So, let me get this straight. We have Watson telling us a completely believable story where a female character has agency for once and takes care of her own problem (and everyone else’s) by getting rid of Milverton, with perfectly good reason seeing as he’s been blackmailing everyone in town. it makes total sense that he would have shitloads of enemies and that someone would stand up to him eventually, especially if they had nothing left to lose as this woman does, and somehow that’s unbelievable? The only explanation is that Watson must have been lying to us? I’m not saying he would admit it if he and Holmes did commit murder, but the fact that he provided us with an alternative that gives us a woman with agency and an interesting, mysterious backstory makes me think that’s not the case. (Also, I take issue with Moffat’s reading of Holmes as someone who would be totally okay with murder and then letting Watson publish a story about it, but that’s a different post entirely.)

Combined with the fact that Moffat took the joy of Irene Adler beating Sherlock Holmes away from us (and then added insult to injury by having him save her as a damsel in distress), I am just too furious to speak right now.
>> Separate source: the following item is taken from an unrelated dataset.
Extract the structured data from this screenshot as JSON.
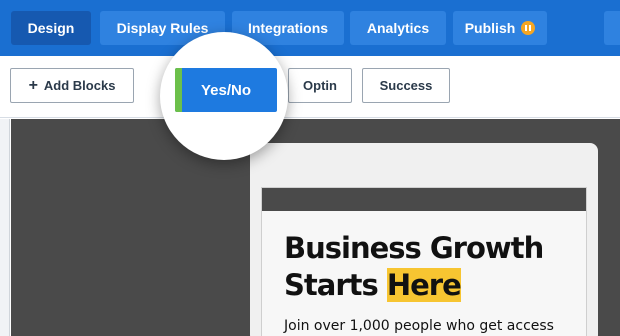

The man is apparently incapable of writing a female character with agency, who steals the spotlight away from Sherlock Holmes, ever. I can’t believe people still claim the man does not have any issues with sexism and misogyny. I absolutely cannot understand it. 

(via mymomoness)

Oh, I’d have loved to have your commentary, but I went blind with rage reading the Moffat quote.

The Milverton story is one of my favorites because it is so thoroughly about justice and the rights of victims and survivors. Gatiss called the victim/survivior “some random woman”. This is such a perfect example of the monstrosity that is this kind of ‘everyday’ misogyny.

(via tvandcomplaints)

I LOVE the Milverton story too and this makes so fucking angry that they would fuck this up. Moffat literally has NO respect for the source material all he sees is what he wants to see

(via irresistible-revolution)

SORRY, WHAT WAS EVERYONE SAYING ABOUT THIS SHOW BEING SO VERY CANON?!

UGH. This is REPULSIVE. No respect at ALL for the actual Doyleian canon.

(via apolloadama)

natgeofound:

A man and his dog on the Overhanging Rock in Yosemite National Park, May 1924.Photograph by Educational-Bruce Photograph

natgeofound:

A man and his dog on the Overhanging Rock in Yosemite National Park, May 1924.Photograph by Educational-Bruce Photograph

(via russiancohle)